advantageous to slow down some of these reactions such as food spoilage and rust
formations, while in the cases of reactions such as the Tums-stomach acid reaction and
the conversion of organic matter to fossil fuels, it would be beneficial to them speed up.

The rate of a reaction is governed by the collision theory. In order for a reaction to occur,
there must be a collision between reactant molecules. This collision must have enough
energy to break and form the appropriate bonds as well as have the correct orientation
when colliding.(1) When all of these things happen, a chemical reaction has occurred. If
we can increase the amount of these favourable collisions, then we increase the rate of the

One of the factors that affects reaction rate is reactant concentration. The more reactant
molecules in a given area, the greater the number of collisions possible.(1) Whenever we
have a larger number of collisions possible, there is a probability of having a favourable
collision increases. The opposite is true if we have a lower concentration of reactant

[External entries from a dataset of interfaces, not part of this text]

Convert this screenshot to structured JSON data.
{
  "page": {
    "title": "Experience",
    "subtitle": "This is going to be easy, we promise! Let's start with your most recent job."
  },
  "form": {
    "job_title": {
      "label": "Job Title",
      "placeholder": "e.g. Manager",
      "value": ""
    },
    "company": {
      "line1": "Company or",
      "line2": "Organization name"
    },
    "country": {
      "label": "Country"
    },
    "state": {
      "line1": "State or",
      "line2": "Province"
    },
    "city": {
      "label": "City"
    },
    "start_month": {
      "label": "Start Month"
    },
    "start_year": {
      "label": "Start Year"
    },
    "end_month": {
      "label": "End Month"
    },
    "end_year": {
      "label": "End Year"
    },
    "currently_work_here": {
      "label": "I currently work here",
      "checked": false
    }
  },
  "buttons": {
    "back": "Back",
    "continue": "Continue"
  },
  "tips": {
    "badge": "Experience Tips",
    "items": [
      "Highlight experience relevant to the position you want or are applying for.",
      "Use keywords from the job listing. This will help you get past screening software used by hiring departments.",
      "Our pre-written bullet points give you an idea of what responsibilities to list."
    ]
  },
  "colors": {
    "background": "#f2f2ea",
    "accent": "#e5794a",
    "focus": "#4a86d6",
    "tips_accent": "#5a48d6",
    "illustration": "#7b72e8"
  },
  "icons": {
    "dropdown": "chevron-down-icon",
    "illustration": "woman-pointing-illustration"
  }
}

Another factor that affects the rate of reaction is temperature. In this case, there are not
more reactant molecules to collide. Temperature is proportional to the average kinetic
energy, which is the energy associated with motion.(2) All reactions have what is called
the Minimum Threshold Energy. This is the amount of kinetic energy it takes for reactant
bonds to break, re- arrange and form the bonds necessary to make products.(1) This
energy is equivalent to the activation energy of the reaction. When we increase the
temperature of a reaction, the average kinetic energy of the reactants increase.(1) This
change results in two things. First, the molecules show an increase in motion within the
confines of the same area causing an increase in the amount of collisions. Second, more
molecules now have an energy equal to the Minimum Threshold Energy and can now
form products. More collisions, more energy, and a greater probability of favourable
collisions leads to an increase in reaction rate. Again, the opposite is true if we decrease
the temperature.

Purpose/Objective: The purpose of this lab is to observe the effect of temperature and
concentration on the rate of a chemical reaction. (OR The objective of this lab is to
observe the effect of temperature and concentration on the rate of a chemical reaction.)

Procedure: Please refer to Heath Chemistry: Laboratory Experiments (Canadian Edition),
DiSpezio, Michael, A., et al, 1987, D.C. Heath Canada, Ltd. pg. 197-203